A witness at the time of the murder, whose testimony was thrown out, says he is willing to submit his testimony again
BY ARA KHACHATOURIAN
The murder case was officially closed in 2002. However, the brutal beating death of Javakhk resident and Armenian Revolutionary Federation member Poghos Poghosian at a popular Yerevan café on September 25, 2001 and the subsequent trial of one of then-president Robert Kocharian’s bodyguards, Aghamal Harutunyan, who received a suspended sentence for involuntary manslaughter, has not faded from memory.
Late on the evening of September 24, 2001, Poghosian and his friend Stepan Nalbandyan were at the popular Aragast Café, known as the Paplavok jazz club in Yerevan when Kocharian and his entourage of heavily-armed bodyguards entered the café accompanied by Charles Aznavour.
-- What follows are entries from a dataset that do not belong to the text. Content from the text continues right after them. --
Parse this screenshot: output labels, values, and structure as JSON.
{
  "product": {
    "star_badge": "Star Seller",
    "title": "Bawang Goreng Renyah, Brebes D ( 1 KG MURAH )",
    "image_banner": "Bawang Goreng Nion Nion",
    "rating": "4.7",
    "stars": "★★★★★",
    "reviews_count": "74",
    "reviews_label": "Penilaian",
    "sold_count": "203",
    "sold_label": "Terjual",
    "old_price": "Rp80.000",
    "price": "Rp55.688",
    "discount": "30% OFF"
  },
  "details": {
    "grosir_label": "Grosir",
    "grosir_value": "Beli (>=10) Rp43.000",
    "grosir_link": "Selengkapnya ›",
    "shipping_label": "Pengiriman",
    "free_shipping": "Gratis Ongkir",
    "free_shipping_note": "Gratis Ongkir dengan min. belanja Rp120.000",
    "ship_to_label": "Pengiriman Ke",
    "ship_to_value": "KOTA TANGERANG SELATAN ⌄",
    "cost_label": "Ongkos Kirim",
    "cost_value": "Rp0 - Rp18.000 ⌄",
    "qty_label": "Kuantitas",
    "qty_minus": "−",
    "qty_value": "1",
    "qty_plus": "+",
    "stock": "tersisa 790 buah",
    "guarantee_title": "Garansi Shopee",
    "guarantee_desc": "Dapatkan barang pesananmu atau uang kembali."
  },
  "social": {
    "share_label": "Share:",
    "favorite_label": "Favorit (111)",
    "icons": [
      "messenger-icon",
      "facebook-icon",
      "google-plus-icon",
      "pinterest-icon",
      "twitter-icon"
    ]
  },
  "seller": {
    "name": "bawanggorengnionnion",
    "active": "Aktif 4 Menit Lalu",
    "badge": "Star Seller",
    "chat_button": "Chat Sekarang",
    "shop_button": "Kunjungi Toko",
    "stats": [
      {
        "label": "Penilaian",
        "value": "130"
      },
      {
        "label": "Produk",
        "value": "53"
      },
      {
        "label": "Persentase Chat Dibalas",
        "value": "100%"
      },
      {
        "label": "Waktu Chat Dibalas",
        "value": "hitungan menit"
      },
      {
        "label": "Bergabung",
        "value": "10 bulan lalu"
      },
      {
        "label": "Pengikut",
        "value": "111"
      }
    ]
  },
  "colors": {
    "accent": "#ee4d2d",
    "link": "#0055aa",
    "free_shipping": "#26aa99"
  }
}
Upon their departure, Poghosian reportedly approached the Kocharian entourage and said “What’s up Rob (Privet Rob),” (short for Robert). Minutes after this encounter, seven Kocharian bodyguards, among them Harutunyan, who is known as “Kuku,” stormed the café’s subterranean lavatory where they allegedly beat Nalbandyan and Poghosian, who was later pronounced dead.
At the time of the trial, the ARF in Armenia called the official investigation “flawed” and said that the evidence in the case was not properly being examined.
British citizen Stephen Newton, who at the time was working on European Tacis project, was also at Paplavok that evening and witnessed the brutal beating of Poghosian and Nalbandyan.
Newton offered his testimony in a lengthy statement, which later was thrown out by Mnatsakan Martirosyan, the presiding judge of “Kuku”’s 2002 trial, because he said it was in English. He forwarded his testimony to several international watchdog organization, one of which, Human Rights Watch, closely monitored the case.
“Although dozens witnessed as the bodyguards began to beat Poghosian on the terrace of the Aragast café, fear of retribution and a resulting conspiracy of silence have starved the investigation of reliable testimony,” Human Rights Watch said in a statement in December 2001.
Newton is back in Armenia and in an interview on Wednesday told Azatutyun.am that he would be willing to submit his testimony again, if prosecutors were interested in reexamining the case. He also said that the day after the Paplavok event, the UK Ambassador at the time arranged for him to leave Armenia for Romania, since he feared for his life.
“I stood up and ran to the toilet, entered, and as I went down the stairs I saw a powerfully built, 35-40 year-old man beating Stepan Nalbandian. He thumped Nalbandian in the head. He held Nalbandian’s collar with his left hand and was about to thump him again with his right fist. I put my hand up to the assailant’s face and shouted `Stop this’. The assailant looked me straight in the eyes and stopped beating Nalbandian. He brushed past me up the toilet steps and went out and I went two meters forward to see the feet of Poghosian protruding from the toilet cubicle. I approached closer and saw Poghosian lying on the floor, face up, next to the toilet. It was clear to me that Poghosian had been very badly beaten around the head, probably kicked, and a large lump on his left temple, about the size of a thumb, indicated a possible blow from a pistol or similar blunt instrument. The skin all around his eyes was puffed and swelled up like that of a boxer after a fight in which he has taken a lot of hard blows to the face. In fact, because of the swelling you could hardly see Poghosian’s eyes, and the swelling of his face generally made it about twenty percent larger than normal. It was a sickening, terrible sight, the memory of which I still find deeply disturbing. Poghosian was still just alive at this point – frothing in his mouth, and making gurgling, rasping noises. Because he was wearing clothes I could not see any other injuries on him, nor could I see the back of his head. I do not recall seeing much blood. I told the guards, who all appeared shorter than the man who had been attacking Stepan Nalbandian on the stairs, `You have killed him. Get a doctor to this man now,’” Newton said in his statment.
“The guards were joined by people from the President’s office, who entered from outside. About five of these new people appeared. They were young men. I recognized them as belonging to the president’s staff both because some were wearing special radio earpieces, and because I knew at least one of them by his face. They shouted phrases to the guards that included the repeated word: `Britanski! Britanski!’ I suppose they were telling the guards that I was British and that they should leave. I shouted that the man (Poghosian) needed medical attention, as he was unconscious. The President’s men spoke to me in English. One of them said to me: `Don’t worry. We will deal with this. You should leave now’. Very keyed up, distrustful of their motives, and not wanting to leave Poghosian alone with his tormentors and their friends, I replied: ` I am not leaving here until you bring an ambulance and …(because I could not think of anything better at that point) the British ambassador.’ During this verbal exchange the guards who had been involved in the attack left the toilet,” added Newton in his deposition.
On Thursday, Arevik Khachatryan, a spokesperson for Armenia’s Prosecutor General’s office said that her office was examining the details of Newton’s claims in the press. Last September, Andranik Poghosian, the victim’s brother called on officials to reopen the case.